City improves traffic signal timing along Hiawatha Avenue
Drivers are spending less time at red lights along Hiawatha Avenue, thanks to traffic signal timing improvements. New traffic control technology is reducing the impact light-rail trains have on the traffic signal operation along this busy highway. This technology, which was not around when the light-rail line began service in 2004, has slashed the longest wait times in half.
Drivers face a unique situation around Hiawatha Avenue: Trains running parallel to the highway cross high-volume local streets at speeds of 40 mph or higher, triggering frequent disruptions to neighborhood traffic. Unlike in downtown Minneapolis, where light rail trains need to stop when crossing traffic has the green light, the faster trains along Hiawatha always receive pre-emptive treatment and do not need to stop at intersections. Instead, the vehicle traffic must stop for the high-speed trains.

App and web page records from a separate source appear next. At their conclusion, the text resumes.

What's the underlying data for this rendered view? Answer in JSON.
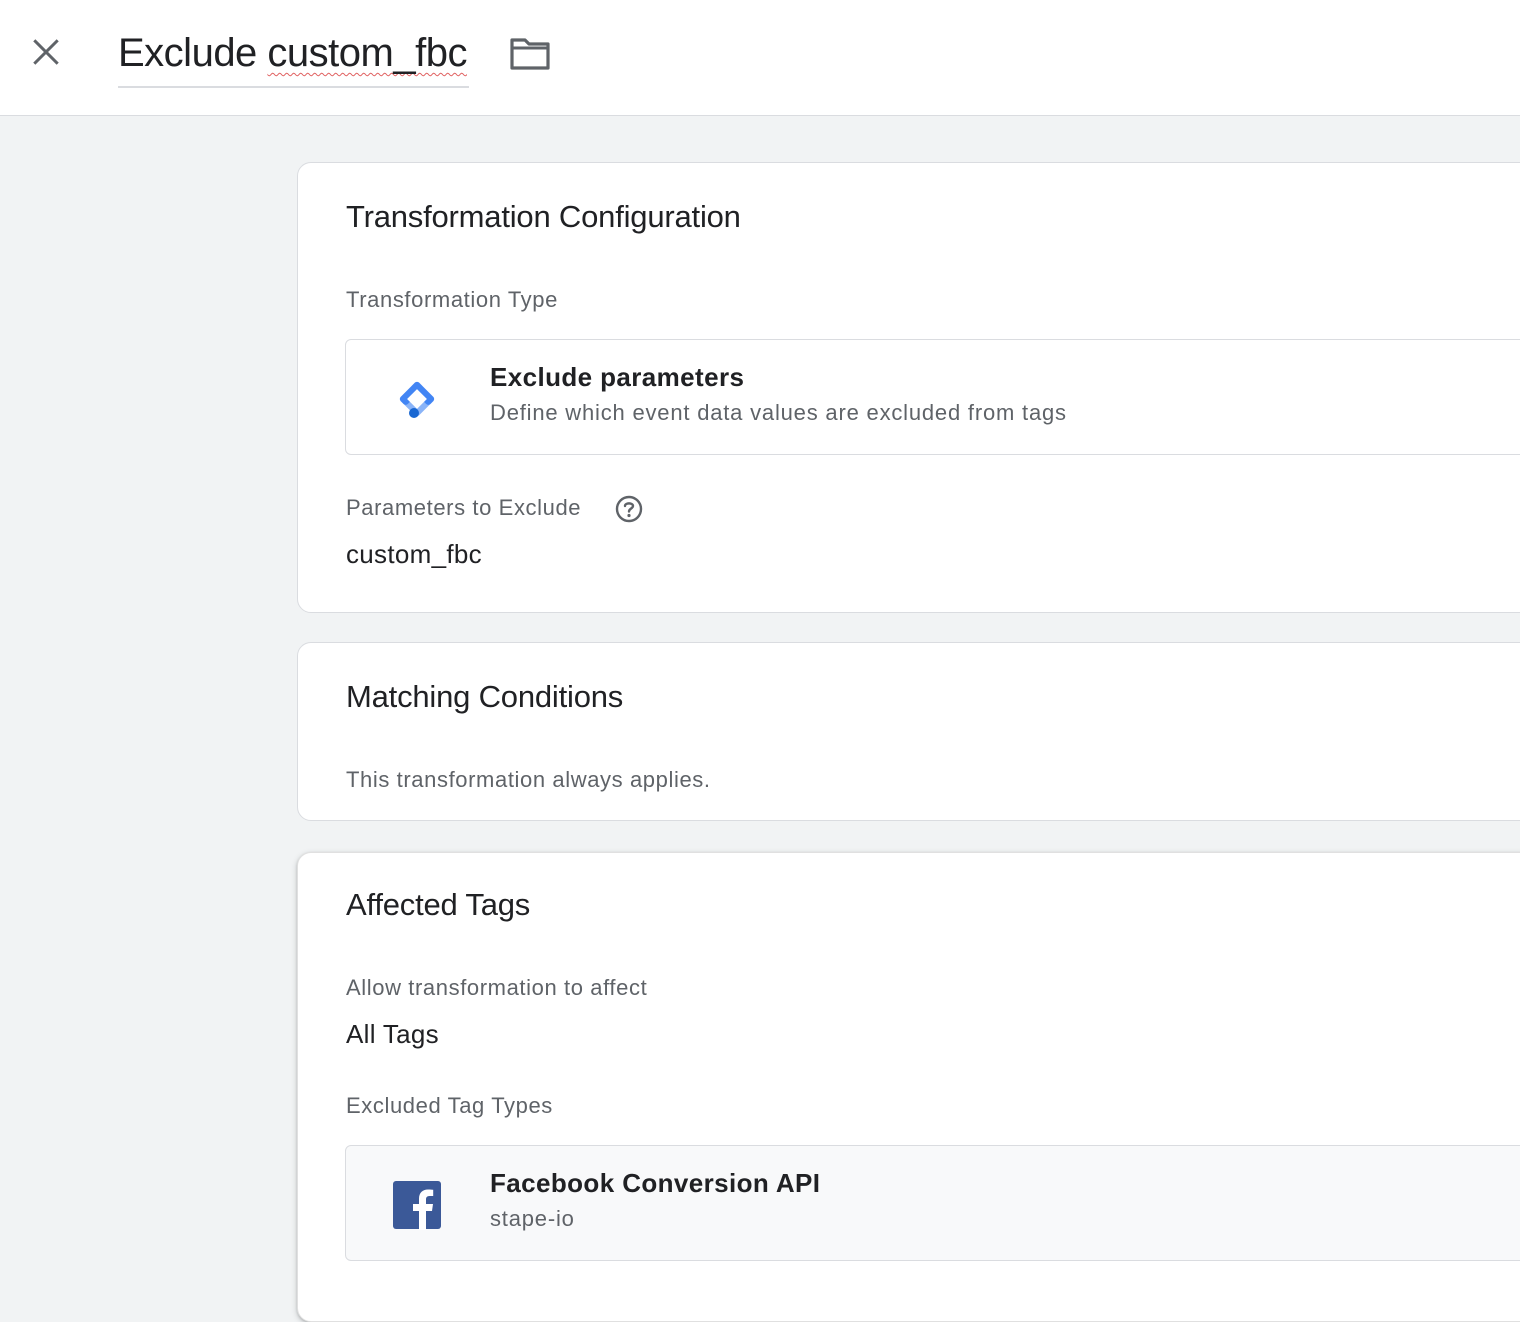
{
  "header": {
    "close_icon": "close-icon",
    "title_prefix": "Exclude ",
    "title_misspelled": "custom_fbc",
    "folder_icon": "folder-icon"
  },
  "transformation_config": {
    "title": "Transformation Configuration",
    "type_label": "Transformation Type",
    "type_option": {
      "icon": "tag-manager-icon",
      "title": "Exclude parameters",
      "subtitle": "Define which event data values are excluded from tags"
    },
    "params_label": "Parameters to Exclude",
    "help_icon": "help-icon",
    "params_value": "custom_fbc"
  },
  "matching_conditions": {
    "title": "Matching Conditions",
    "description": "This transformation always applies."
  },
  "affected_tags": {
    "title": "Affected Tags",
    "allow_label": "Allow transformation to affect",
    "allow_value": "All Tags",
    "excluded_label": "Excluded Tag Types",
    "excluded_tag": {
      "icon": "facebook-icon",
      "title": "Facebook Conversion API",
      "subtitle": "stape-io"
    }
  },
  "colors": {
    "gtm_blue_light": "#8ab4f8",
    "gtm_blue": "#4285f4",
    "gtm_blue_dark": "#1967d2",
    "facebook_blue": "#3b5998"
  }
}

The old traffic control technology installed as part of the original Hiawatha Light Rail Project had the traffic signal cycles starting over every time a train passed through, and waiting vehicles would often wait through another cycle to finally get a green light.
The new traffic signal technology takes into consideration driver wait times whenever light-rail trains come through. Once the trains pass by, vehicles that have waited the longest behind red lights will get green lights sooner.
City engineers measured red-light waits for drivers affected by light-rail trains along Hiawatha. The results show that the longest wait times have been drastically reduced:
- The number of red-light waits lasting more than two minutes dropped by 50 percent.
- The maximum recorded delay has gone down from 11 minutes before the project to four minutes.
In addition to these improvements, the new traffic management system skips a phase if there are no vehicles waiting. That way, drivers crossing Hiawatha will have shorter waits at red lights when there is no traffic on Hiawatha.
The City of Minneapolis led the multi-agency effort to improve the traffic signal operations on Hiawatha Avenue. This project was developed with partner agencies: Metro Transit, the Minnesota Department of Transportation and Hennepin County. Expert rail and traffic signal consultants were also involved.
Visit the City's website for more information on the Hiawatha Traffic Signal Timing Project.
Last updated Feb. 7, 2013